Stochastic cascades, credit contagion, and large portfolio losses
September 30, 2008 8:14 AM Subscribe
"In the limit of an infinite economy, the number of initial downgrades is Poisson distributed.
posted by geoff. (8 comments total)
3 users marked this as a favorite
This captures the idea that the shock initially affects only a small number of firms.
Nonetheless, the distribution of the total number of defaults has slowly decaying tails ... A firm might well be able to absorb its shock, but it might not be able to absorb both the shock and the resulting deterioration in the average rating. The initial downgrades may thus trigger additional defaults that, in turn, further deteriorate the average rating, and so on. In
a large economy, this cascade can be described by a branching process." Ulrich Horst, Journal of Economic Behavior & Organization, 2007. (Internet supplement!
More from Hurst on his website
, this is the best description of the credit crisis I have yet to come across. Here's part of the conclusion:

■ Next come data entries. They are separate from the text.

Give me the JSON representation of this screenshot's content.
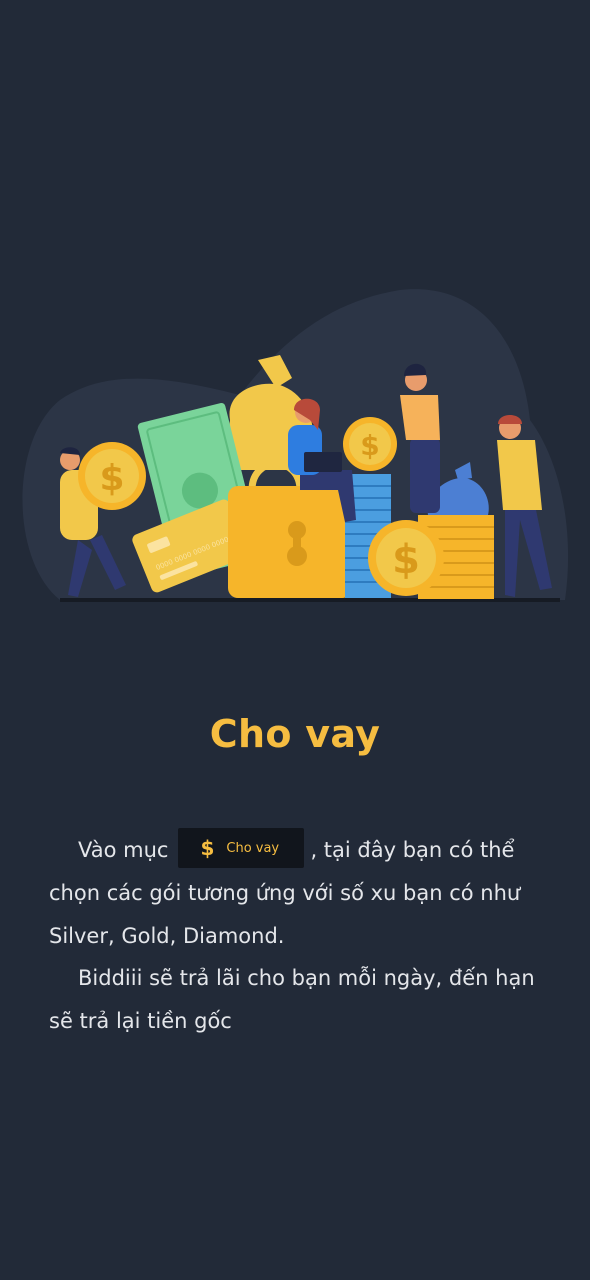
{
  "screen": {
    "title": "Cho vay",
    "paragraph1": {
      "before": "Vào mục",
      "button_icon": "$",
      "button_label": "Cho vay",
      "after": ", tại đây bạn có thể chọn các gói tương ứng với số xu bạn có như Silver, Gold, Diamond."
    },
    "paragraph2": "Biddiii sẽ trả lãi cho bạn mỗi ngày, đến hạn sẽ trả lại tiền gốc",
    "card_number": "0000 0000 0000 0000"
  },
  "colors": {
    "background": "#222a38",
    "accent": "#f6bd41",
    "text": "#e4e6ea"
  },
  "icons": [
    "dollar-icon",
    "coin-icon",
    "money-bag-icon",
    "padlock-icon",
    "credit-card-icon",
    "banknote-icon"
  ]
}
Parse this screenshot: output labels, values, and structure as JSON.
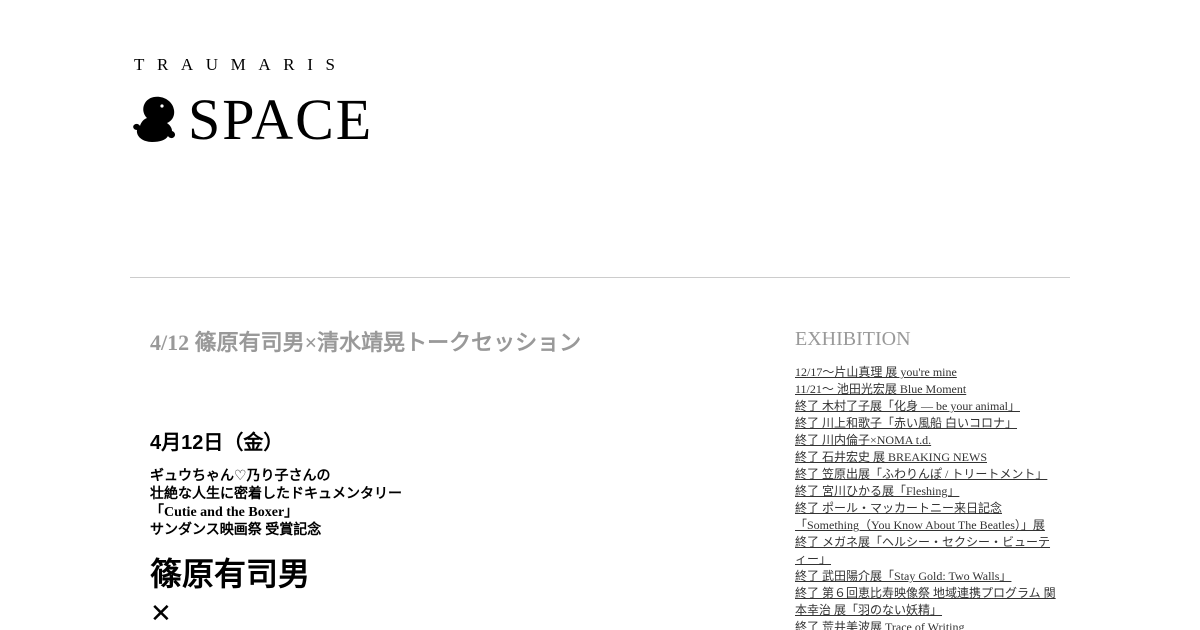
{
  "header": {
    "brand_small": "TRAUMARIS",
    "brand_big": "SPACE",
    "logo_icon": "squirrel-logo-icon"
  },
  "post": {
    "title": "4/12 篠原有司男×清水靖晃トークセッション",
    "date": "4月12日（金）",
    "intro_lines": [
      "ギュウちゃん♡乃り子さんの",
      "壮絶な人生に密着したドキュメンタリー",
      "「Cutie and the Boxer」",
      "サンダンス映画祭 受賞記念"
    ],
    "speaker": "篠原有司男",
    "cross": "✕"
  },
  "sidebar": {
    "heading": "EXHIBITION",
    "items": [
      "12/17〜片山真理 展 you're mine",
      "11/21〜 池田光宏展 Blue Moment",
      "終了 木村了子展「化身 — be your animal」",
      "終了 川上和歌子「赤い風船 白いコロナ」",
      "終了 川内倫子×NOMA t.d.",
      "終了 石井宏史 展 BREAKING NEWS",
      "終了 笠原出展「ふわりんぽ / トリートメント」",
      "終了 宮川ひかる展「Fleshing」",
      "終了 ポール・マッカートニー来日記念「Something（You Know About The Beatles）」展",
      "終了 メガネ展「ヘルシー・セクシー・ビューティー」",
      "終了 武田陽介展「Stay Gold: Two Walls」",
      "終了 第６回恵比寿映像祭 地域連携プログラム 関本幸治 展「羽のない妖精」",
      "終了 荒井美波展 Trace of Writing"
    ]
  },
  "colors": {
    "muted_gray": "#999999",
    "link": "#333333",
    "divider": "#cccccc"
  }
}
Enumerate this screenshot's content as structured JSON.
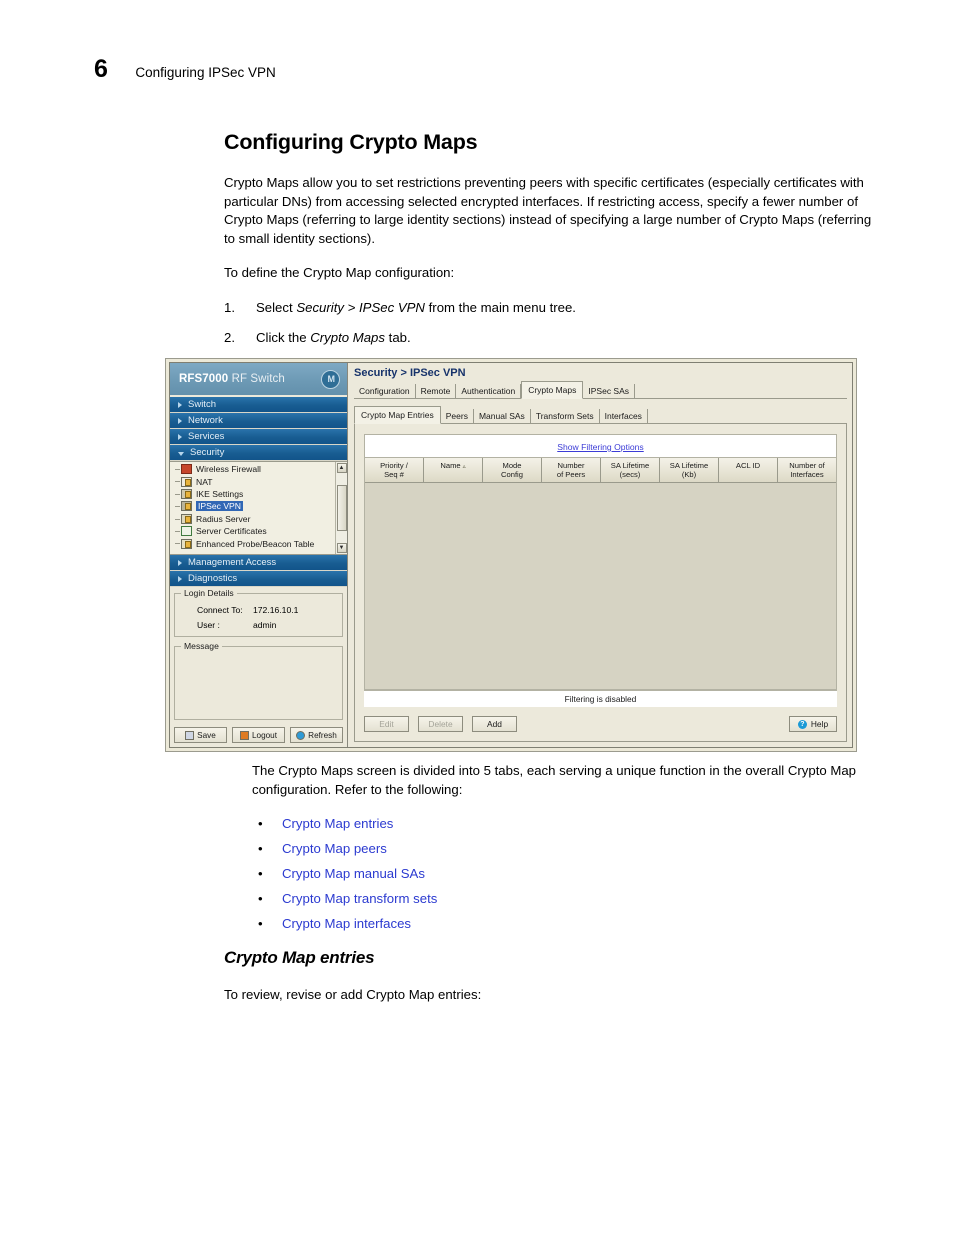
{
  "page_header": {
    "chapter_number": "6",
    "chapter_title": "Configuring IPSec VPN"
  },
  "section": {
    "title": "Configuring Crypto Maps",
    "intro": "Crypto Maps allow you to set restrictions preventing peers with specific certificates (especially certificates with particular DNs) from accessing selected encrypted interfaces. If restricting access, specify a fewer number of Crypto Maps (referring to large identity sections) instead of specifying a large number of Crypto Maps (referring to small identity sections).",
    "lead_in": "To define the Crypto Map configuration:",
    "steps": [
      {
        "num": "1.",
        "pre": "Select ",
        "em": "Security > IPSec VPN",
        "post": " from the main menu tree."
      },
      {
        "num": "2.",
        "pre": "Click the ",
        "em": "Crypto Maps",
        "post": " tab."
      }
    ]
  },
  "screenshot": {
    "brand": {
      "model": "RFS7000",
      "suffix": " RF Switch",
      "logo": "motorola-logo"
    },
    "nav_groups": [
      {
        "label": "Switch",
        "expanded": false
      },
      {
        "label": "Network",
        "expanded": false
      },
      {
        "label": "Services",
        "expanded": false
      },
      {
        "label": "Security",
        "expanded": true
      },
      {
        "label": "Management Access",
        "expanded": false
      },
      {
        "label": "Diagnostics",
        "expanded": false
      }
    ],
    "tree_items": [
      {
        "label": "Wireless Firewall",
        "icon": "firewall",
        "selected": false
      },
      {
        "label": "NAT",
        "icon": "nat",
        "selected": false
      },
      {
        "label": "IKE Settings",
        "icon": "ike",
        "selected": false
      },
      {
        "label": "IPSec VPN",
        "icon": "vpn",
        "selected": true
      },
      {
        "label": "Radius Server",
        "icon": "radius",
        "selected": false
      },
      {
        "label": "Server Certificates",
        "icon": "cert",
        "selected": false
      },
      {
        "label": "Enhanced Probe/Beacon Table",
        "icon": "probe",
        "selected": false
      }
    ],
    "login_details": {
      "legend": "Login Details",
      "connect_to_label": "Connect To:",
      "connect_to_value": "172.16.10.1",
      "user_label": "User :",
      "user_value": "admin"
    },
    "message_panel": {
      "legend": "Message",
      "content": ""
    },
    "login_buttons": [
      {
        "label": "Save",
        "icon": "save-icon"
      },
      {
        "label": "Logout",
        "icon": "logout-icon"
      },
      {
        "label": "Refresh",
        "icon": "refresh-icon"
      }
    ],
    "breadcrumb": "Security > IPSec VPN",
    "main_tabs": [
      {
        "label": "Configuration",
        "active": false
      },
      {
        "label": "Remote",
        "active": false
      },
      {
        "label": "Authentication",
        "active": false
      },
      {
        "label": "Crypto Maps",
        "active": true
      },
      {
        "label": "IPSec SAs",
        "active": false
      }
    ],
    "sub_tabs": [
      {
        "label": "Crypto Map Entries",
        "active": true
      },
      {
        "label": "Peers",
        "active": false
      },
      {
        "label": "Manual SAs",
        "active": false
      },
      {
        "label": "Transform Sets",
        "active": false
      },
      {
        "label": "Interfaces",
        "active": false
      }
    ],
    "filter_link": "Show Filtering Options",
    "grid_columns": [
      {
        "line1": "Priority /",
        "line2": "Seq #",
        "sorted": false
      },
      {
        "line1": "Name",
        "line2": "",
        "sorted": true
      },
      {
        "line1": "Mode",
        "line2": "Config",
        "sorted": false
      },
      {
        "line1": "Number",
        "line2": "of Peers",
        "sorted": false
      },
      {
        "line1": "SA Lifetime",
        "line2": "(secs)",
        "sorted": false
      },
      {
        "line1": "SA Lifetime",
        "line2": "(Kb)",
        "sorted": false
      },
      {
        "line1": "ACL ID",
        "line2": "",
        "sorted": false
      },
      {
        "line1": "Number of",
        "line2": "Interfaces",
        "sorted": false
      }
    ],
    "grid_rows": [],
    "grid_status": "Filtering is disabled",
    "action_buttons": [
      {
        "label": "Edit",
        "disabled": true
      },
      {
        "label": "Delete",
        "disabled": true
      },
      {
        "label": "Add",
        "disabled": false
      }
    ],
    "help_button": {
      "label": "Help",
      "icon": "help-icon"
    }
  },
  "lower": {
    "paragraph": "The Crypto Maps screen is divided into 5 tabs, each serving a unique function in the overall Crypto Map configuration. Refer to the following:",
    "links": [
      "Crypto Map entries",
      "Crypto Map peers",
      "Crypto Map manual SAs",
      "Crypto Map transform sets",
      "Crypto Map interfaces"
    ],
    "sub_title": "Crypto Map entries",
    "closing": "To review, revise or add Crypto Map entries:"
  },
  "colors": {
    "link_blue": "#2b3ad0",
    "breadcrumb_blue": "#17336b",
    "brand_blue": "#6d9ab5",
    "nav_blue": "#185d92",
    "selection_blue": "#3167b5",
    "panel_bg": "#ece9db"
  }
}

"We characterized the tail behavior of the distribution of aggregate portfolio losses. If the interaction between firms are too strong, then aggregate losses turned out to be heavy-tailed even if individual losses are thin-tailed. This illustrates that counterparty relationships are in fact an additional source of intrinsic risk that should be accounted for. However, the risk can be considerably reduced if the firms’ financial standing is measured on a finer scale. In the limiting case of continuous adjustments, the additional risk is simply specified by the size of the external shock."
The solution to bad models? More models!